Who are your heroes?
I am moved by the leadership of resilient women leaders who have beat the odds and changed the world including young women like Malalala Yousefzai who survived an assassination attempt, but refused to stop fighting for a woman’s right to education. I am continuously inspired by trans women pioneers who have paved the way for my generation including Marsha P. Johnson, Sylvia Rivera, Miss Major, Felicia Flames, Kate Bornstein, Cecilia Chung, Theresa Sparks, and Tita Aida just to name a few. If trans people had proportional representation in government there would be over 6,000 trans elected officials in the United States and we don’t even have 6! As a trans woman in politics I am motivated by the leadership of the exceedingly small group of trans elected officials in the United States like Victoria Kolakowski and Kim Coco Iwamoto and internationally by women including Georgina Beyer (New Zealand), Yollada "Nok" Suanyot (Thailand), and Geraldine Roman (Philippines).
If you were a superhero, what would be your superpower?
I want the ability to speak and understand every language so that I can be friends with everyone! Oh and also the ability to replicate so that I can attend multiple meetings at the same time.
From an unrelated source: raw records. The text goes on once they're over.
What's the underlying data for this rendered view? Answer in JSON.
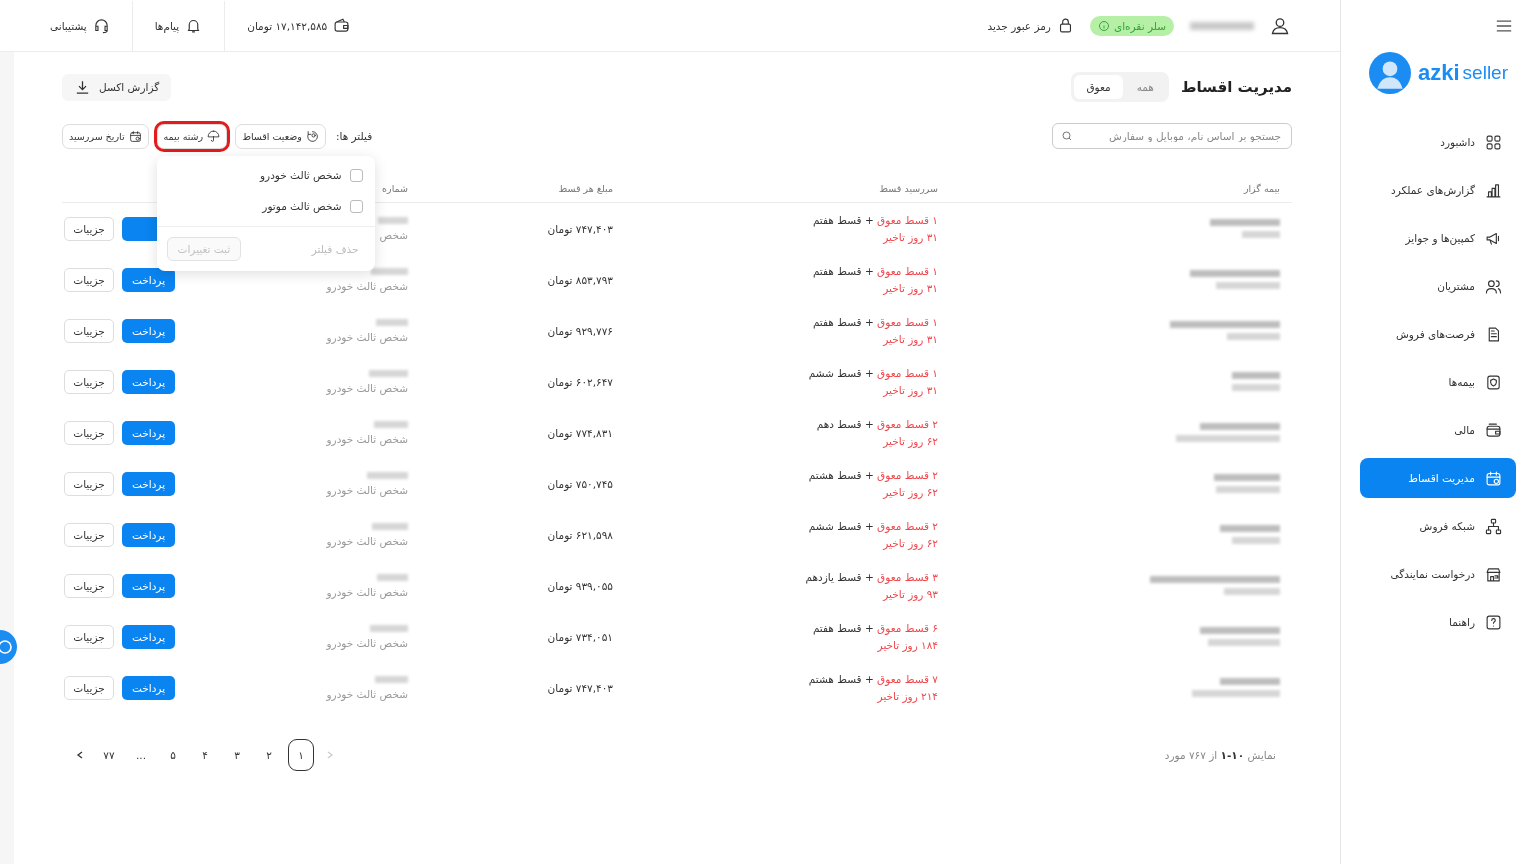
{
  "sidebar": {
    "logo": {
      "brand": "azki",
      "product": "seller"
    },
    "items": [
      {
        "label": "داشبورد",
        "selected": false
      },
      {
        "label": "گزارش‌های عملکرد",
        "selected": false
      },
      {
        "label": "کمپین‌ها و جوایز",
        "selected": false
      },
      {
        "label": "مشتریان",
        "selected": false
      },
      {
        "label": "فرصت‌های فروش",
        "selected": false
      },
      {
        "label": "بیمه‌ها",
        "selected": false
      },
      {
        "label": "مالی",
        "selected": false
      },
      {
        "label": "مدیریت اقساط",
        "selected": true
      },
      {
        "label": "شبکه فروش",
        "selected": false
      },
      {
        "label": "درخواست نمایندگی",
        "selected": false
      },
      {
        "label": "راهنما",
        "selected": false
      }
    ]
  },
  "header": {
    "badge": "سلر نقره‌ای",
    "change_password": "رمز عبور جدید",
    "wallet": "۱۷,۱۴۲,۵۸۵ تومان",
    "messages": "پیام‌ها",
    "support": "پشتیبانی"
  },
  "page": {
    "title": "مدیریت اقساط",
    "tabs": [
      {
        "label": "همه",
        "selected": false
      },
      {
        "label": "معوق",
        "selected": true
      }
    ],
    "search": {
      "placeholder": "جستجو بر اساس نام، موبایل و سفارش"
    },
    "export_button": "گزارش اکسل",
    "filters": {
      "label": "فیلتر ها:",
      "chips": [
        {
          "label": "وضعیت اقساط",
          "highlighted": false,
          "open": false
        },
        {
          "label": "رشته بیمه",
          "highlighted": true,
          "open": true
        },
        {
          "label": "تاریخ سررسید",
          "highlighted": false,
          "open": false
        }
      ]
    },
    "dropdown": {
      "options": [
        {
          "label": "شخص ثالث خودرو",
          "checked": false
        },
        {
          "label": "شخص ثالث موتور",
          "checked": false
        }
      ],
      "clear": "حذف فیلتر",
      "apply": "ثبت تغییرات"
    }
  },
  "table": {
    "columns": [
      "بیمه گزار",
      "سررسید قسط",
      "مبلغ هر قسط",
      "شماره"
    ],
    "rows": [
      {
        "overdue": "۱ قسط معوق",
        "next": "+ قسط هفتم",
        "delay": "۳۱ روز تاخیر",
        "amount": "۷۴۷,۴۰۳ تومان",
        "policy_type": "شخص",
        "details": "جزییات"
      },
      {
        "overdue": "۱ قسط معوق",
        "next": "+ قسط هفتم",
        "delay": "۳۱ روز تاخیر",
        "amount": "۸۵۳,۷۹۳ تومان",
        "policy_type": "شخص ثالث خودرو",
        "pay": "پرداخت",
        "details": "جزییات"
      },
      {
        "overdue": "۱ قسط معوق",
        "next": "+ قسط هفتم",
        "delay": "۳۱ روز تاخیر",
        "amount": "۹۲۹,۷۷۶ تومان",
        "policy_type": "شخص ثالث خودرو",
        "pay": "پرداخت",
        "details": "جزییات"
      },
      {
        "overdue": "۱ قسط معوق",
        "next": "+ قسط ششم",
        "delay": "۳۱ روز تاخیر",
        "amount": "۶۰۲,۶۴۷ تومان",
        "policy_type": "شخص ثالث خودرو",
        "pay": "پرداخت",
        "details": "جزییات"
      },
      {
        "overdue": "۲ قسط معوق",
        "next": "+ قسط دهم",
        "delay": "۶۲ روز تاخیر",
        "amount": "۷۷۴,۸۳۱ تومان",
        "policy_type": "شخص ثالث خودرو",
        "pay": "پرداخت",
        "details": "جزییات"
      },
      {
        "overdue": "۲ قسط معوق",
        "next": "+ قسط هشتم",
        "delay": "۶۲ روز تاخیر",
        "amount": "۷۵۰,۷۴۵ تومان",
        "policy_type": "شخص ثالث خودرو",
        "pay": "پرداخت",
        "details": "جزییات"
      },
      {
        "overdue": "۲ قسط معوق",
        "next": "+ قسط ششم",
        "delay": "۶۲ روز تاخیر",
        "amount": "۶۲۱,۵۹۸ تومان",
        "policy_type": "شخص ثالث خودرو",
        "pay": "پرداخت",
        "details": "جزییات"
      },
      {
        "overdue": "۳ قسط معوق",
        "next": "+ قسط یازدهم",
        "delay": "۹۳ روز تاخیر",
        "amount": "۹۳۹,۰۵۵ تومان",
        "policy_type": "شخص ثالث خودرو",
        "pay": "پرداخت",
        "details": "جزییات"
      },
      {
        "overdue": "۶ قسط معوق",
        "next": "+ قسط هفتم",
        "delay": "۱۸۴ روز تاخیر",
        "amount": "۷۳۴,۰۵۱ تومان",
        "policy_type": "شخص ثالث خودرو",
        "pay": "پرداخت",
        "details": "جزییات"
      },
      {
        "overdue": "۷ قسط معوق",
        "next": "+ قسط هشتم",
        "delay": "۲۱۴ روز تاخیر",
        "amount": "۷۴۷,۴۰۳ تومان",
        "policy_type": "شخص ثالث خودرو",
        "pay": "پرداخت",
        "details": "جزییات"
      }
    ],
    "summary": "نمایش **۱۰-۱** از ۷۶۷ مورد",
    "pagination": {
      "pages": [
        {
          "label": "۱",
          "selected": true
        },
        {
          "label": "۲",
          "selected": false
        },
        {
          "label": "۳",
          "selected": false
        },
        {
          "label": "۴",
          "selected": false
        },
        {
          "label": "۵",
          "selected": false
        },
        {
          "label": "...",
          "selected": false
        },
        {
          "label": "۷۷",
          "selected": false
        }
      ],
      "prev_disabled": true,
      "next_disabled": false
    }
  }
}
What is your favorite non-profit organization or cause?
One new agency that deserves more attention is TAJA’s Coalition that was founded by trans women of color and their allies in response to the murder of Taja Gabrielle de Jesus. The mission of TAJAs Coalition is to end the genocide against trans women of color, and because 2016 has been the most violent year recorded for trans people, TAJA’s Coalition is much needed. Anti-trans legislation is popping up across the country and that contributes to a rise in trans hate crimes and trans suicides. I’ve been a supporter of the organization from the beginning and I was happy to work with other trans leaders to secure City funding. I know that under the leadership of their new Executive Director, Lexi Adsit they will continue to make strides towards creating a world where all trans people can survive and thrive.
Who else should be a kind badass of the week?
Stephany Joy Ashley - she has the biggest heart. And, Janetta Johnson - director of TGI Justice EdianBlair Schofield- my mentee who fights for racial and LGBTQ justice They are all my friends on FB